§ HOW TO COMPLETE THIS TASK
Find each line in the records below that contains the word "true", and copy it out.

Stored items from a collection
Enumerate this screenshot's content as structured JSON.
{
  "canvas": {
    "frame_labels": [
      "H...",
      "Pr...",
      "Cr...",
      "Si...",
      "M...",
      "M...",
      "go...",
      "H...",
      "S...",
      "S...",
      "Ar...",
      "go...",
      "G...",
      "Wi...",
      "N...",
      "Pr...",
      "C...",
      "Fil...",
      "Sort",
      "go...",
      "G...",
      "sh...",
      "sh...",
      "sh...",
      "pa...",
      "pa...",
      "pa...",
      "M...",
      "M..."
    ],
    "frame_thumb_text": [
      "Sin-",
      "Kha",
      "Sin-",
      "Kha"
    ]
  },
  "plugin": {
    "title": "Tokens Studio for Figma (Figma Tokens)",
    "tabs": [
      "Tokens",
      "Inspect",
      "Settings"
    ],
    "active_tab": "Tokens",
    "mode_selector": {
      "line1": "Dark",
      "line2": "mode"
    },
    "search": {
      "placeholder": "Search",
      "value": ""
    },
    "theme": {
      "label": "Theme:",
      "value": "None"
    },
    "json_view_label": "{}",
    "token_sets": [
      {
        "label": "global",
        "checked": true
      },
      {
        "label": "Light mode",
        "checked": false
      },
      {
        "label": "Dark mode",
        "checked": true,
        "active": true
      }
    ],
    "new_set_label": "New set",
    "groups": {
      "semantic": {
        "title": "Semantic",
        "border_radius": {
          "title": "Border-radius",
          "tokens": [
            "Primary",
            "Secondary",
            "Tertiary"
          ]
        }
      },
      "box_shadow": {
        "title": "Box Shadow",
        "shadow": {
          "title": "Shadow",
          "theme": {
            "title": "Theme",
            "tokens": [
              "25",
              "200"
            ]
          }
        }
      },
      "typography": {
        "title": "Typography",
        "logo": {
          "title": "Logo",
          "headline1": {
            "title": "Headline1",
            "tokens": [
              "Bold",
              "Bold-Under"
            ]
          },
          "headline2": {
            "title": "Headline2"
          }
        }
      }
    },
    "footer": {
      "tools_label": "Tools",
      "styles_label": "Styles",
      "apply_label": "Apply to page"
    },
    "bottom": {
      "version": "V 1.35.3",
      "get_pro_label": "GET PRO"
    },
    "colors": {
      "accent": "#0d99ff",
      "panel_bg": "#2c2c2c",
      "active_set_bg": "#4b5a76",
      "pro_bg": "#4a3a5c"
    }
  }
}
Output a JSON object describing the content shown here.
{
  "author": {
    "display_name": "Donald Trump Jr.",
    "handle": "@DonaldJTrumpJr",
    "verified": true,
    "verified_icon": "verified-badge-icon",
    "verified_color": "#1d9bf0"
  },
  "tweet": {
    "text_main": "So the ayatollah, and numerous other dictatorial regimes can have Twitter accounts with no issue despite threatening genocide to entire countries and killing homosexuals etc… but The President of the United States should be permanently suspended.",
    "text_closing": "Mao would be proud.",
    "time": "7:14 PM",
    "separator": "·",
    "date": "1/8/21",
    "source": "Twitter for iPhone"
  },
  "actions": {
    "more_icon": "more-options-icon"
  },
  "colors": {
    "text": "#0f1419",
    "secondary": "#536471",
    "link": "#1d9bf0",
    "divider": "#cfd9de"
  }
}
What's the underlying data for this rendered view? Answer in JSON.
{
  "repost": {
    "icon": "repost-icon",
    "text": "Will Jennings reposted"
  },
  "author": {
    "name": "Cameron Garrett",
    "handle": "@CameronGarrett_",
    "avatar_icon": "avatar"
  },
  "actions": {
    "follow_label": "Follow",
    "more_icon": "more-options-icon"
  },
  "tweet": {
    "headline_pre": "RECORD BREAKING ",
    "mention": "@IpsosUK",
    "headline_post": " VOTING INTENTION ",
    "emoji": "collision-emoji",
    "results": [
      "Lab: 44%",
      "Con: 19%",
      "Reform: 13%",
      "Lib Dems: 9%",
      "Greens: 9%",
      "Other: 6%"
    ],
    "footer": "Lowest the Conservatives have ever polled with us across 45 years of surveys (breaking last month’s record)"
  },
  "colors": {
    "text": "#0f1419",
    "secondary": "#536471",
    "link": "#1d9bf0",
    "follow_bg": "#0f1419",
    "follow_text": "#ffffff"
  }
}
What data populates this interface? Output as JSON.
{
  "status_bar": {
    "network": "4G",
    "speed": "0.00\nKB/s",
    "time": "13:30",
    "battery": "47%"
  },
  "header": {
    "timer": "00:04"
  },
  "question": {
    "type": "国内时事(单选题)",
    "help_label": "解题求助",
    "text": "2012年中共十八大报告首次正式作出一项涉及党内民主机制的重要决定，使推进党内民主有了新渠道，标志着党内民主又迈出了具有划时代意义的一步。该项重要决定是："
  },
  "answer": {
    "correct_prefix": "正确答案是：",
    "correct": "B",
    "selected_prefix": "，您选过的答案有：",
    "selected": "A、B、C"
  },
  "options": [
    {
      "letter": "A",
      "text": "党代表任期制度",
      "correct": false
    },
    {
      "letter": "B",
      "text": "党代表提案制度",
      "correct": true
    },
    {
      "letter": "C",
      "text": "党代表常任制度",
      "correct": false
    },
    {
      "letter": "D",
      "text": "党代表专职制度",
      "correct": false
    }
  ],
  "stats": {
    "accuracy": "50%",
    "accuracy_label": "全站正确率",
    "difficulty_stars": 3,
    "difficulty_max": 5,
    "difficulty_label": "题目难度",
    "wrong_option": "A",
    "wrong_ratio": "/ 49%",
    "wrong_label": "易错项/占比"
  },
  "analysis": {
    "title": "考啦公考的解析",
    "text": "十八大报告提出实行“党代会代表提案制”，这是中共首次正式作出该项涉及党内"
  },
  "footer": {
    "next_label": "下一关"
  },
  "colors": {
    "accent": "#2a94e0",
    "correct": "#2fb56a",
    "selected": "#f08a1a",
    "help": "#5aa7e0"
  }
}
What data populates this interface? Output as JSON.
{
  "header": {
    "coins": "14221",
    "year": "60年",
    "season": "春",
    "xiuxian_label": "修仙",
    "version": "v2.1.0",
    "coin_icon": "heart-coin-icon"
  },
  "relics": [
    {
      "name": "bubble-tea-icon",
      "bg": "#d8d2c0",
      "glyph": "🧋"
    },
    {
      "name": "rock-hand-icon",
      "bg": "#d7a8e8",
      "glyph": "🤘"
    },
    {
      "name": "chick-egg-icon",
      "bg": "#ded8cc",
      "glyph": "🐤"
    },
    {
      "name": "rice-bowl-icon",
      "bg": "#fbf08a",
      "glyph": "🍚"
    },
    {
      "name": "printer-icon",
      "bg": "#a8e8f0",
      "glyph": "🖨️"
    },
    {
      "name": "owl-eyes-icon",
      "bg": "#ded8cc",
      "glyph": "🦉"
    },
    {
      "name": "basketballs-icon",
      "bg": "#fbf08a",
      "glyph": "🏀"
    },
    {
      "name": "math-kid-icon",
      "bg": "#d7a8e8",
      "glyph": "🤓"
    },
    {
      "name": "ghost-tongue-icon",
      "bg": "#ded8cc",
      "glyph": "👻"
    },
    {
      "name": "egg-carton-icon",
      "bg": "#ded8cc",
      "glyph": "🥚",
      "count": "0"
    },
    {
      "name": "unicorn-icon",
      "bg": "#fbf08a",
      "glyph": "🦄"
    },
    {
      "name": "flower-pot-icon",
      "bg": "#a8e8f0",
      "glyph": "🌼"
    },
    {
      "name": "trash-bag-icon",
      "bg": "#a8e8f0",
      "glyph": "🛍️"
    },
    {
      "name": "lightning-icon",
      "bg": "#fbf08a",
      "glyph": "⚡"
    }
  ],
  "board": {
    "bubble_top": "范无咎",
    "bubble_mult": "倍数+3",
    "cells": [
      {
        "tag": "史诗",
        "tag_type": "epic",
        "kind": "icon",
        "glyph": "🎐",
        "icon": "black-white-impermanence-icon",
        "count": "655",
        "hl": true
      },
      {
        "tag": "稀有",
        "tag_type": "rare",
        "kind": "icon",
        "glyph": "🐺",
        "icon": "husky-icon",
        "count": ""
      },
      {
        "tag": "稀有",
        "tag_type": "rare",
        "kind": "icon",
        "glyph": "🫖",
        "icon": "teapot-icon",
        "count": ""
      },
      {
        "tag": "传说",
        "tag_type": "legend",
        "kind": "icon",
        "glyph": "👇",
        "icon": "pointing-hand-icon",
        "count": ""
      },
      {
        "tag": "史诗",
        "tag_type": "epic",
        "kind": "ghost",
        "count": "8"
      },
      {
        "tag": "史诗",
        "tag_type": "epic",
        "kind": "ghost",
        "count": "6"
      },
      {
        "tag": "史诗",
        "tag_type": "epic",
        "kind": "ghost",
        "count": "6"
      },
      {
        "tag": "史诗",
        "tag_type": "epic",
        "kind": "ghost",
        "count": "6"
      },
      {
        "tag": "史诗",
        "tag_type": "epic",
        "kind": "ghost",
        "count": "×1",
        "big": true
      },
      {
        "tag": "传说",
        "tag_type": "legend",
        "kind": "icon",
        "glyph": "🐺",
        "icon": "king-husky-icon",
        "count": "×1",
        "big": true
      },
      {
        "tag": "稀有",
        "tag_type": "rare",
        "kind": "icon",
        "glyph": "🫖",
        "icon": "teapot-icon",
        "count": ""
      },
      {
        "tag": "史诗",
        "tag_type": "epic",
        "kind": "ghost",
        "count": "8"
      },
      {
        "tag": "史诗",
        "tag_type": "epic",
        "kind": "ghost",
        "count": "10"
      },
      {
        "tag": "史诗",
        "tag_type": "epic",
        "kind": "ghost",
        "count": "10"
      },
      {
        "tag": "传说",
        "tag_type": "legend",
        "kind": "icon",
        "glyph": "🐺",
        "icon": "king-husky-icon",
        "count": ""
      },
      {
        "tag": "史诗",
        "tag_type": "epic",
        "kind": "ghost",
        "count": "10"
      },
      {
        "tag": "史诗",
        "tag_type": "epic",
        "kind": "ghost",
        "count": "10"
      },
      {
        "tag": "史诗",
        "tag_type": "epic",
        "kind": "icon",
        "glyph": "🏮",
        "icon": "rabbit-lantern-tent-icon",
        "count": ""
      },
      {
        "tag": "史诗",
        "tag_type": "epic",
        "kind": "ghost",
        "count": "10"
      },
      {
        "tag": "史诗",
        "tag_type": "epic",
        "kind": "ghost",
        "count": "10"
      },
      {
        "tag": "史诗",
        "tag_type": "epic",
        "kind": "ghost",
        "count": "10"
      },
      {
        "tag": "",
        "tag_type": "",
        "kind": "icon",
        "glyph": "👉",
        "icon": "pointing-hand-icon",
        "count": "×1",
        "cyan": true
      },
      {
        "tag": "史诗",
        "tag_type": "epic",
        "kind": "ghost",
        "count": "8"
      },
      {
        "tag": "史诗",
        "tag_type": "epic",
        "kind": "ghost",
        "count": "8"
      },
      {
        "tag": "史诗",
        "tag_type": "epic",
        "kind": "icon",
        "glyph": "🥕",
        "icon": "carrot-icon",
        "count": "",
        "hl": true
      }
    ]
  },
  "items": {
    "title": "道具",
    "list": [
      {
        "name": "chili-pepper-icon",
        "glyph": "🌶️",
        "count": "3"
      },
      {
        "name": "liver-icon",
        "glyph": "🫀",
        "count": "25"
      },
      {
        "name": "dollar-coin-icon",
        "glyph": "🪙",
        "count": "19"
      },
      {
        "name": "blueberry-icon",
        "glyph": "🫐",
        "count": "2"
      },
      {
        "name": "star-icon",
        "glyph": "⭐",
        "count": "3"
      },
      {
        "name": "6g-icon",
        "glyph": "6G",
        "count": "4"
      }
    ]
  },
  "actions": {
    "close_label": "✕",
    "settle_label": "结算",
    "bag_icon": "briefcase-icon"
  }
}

§ FINAL ANSWER
        "checked": true
        "checked": true,
        "active": true
    "verified": true,
      "correct": true
        "hl": true
        "big": true
        "big": true
        "cyan": true
        "hl": true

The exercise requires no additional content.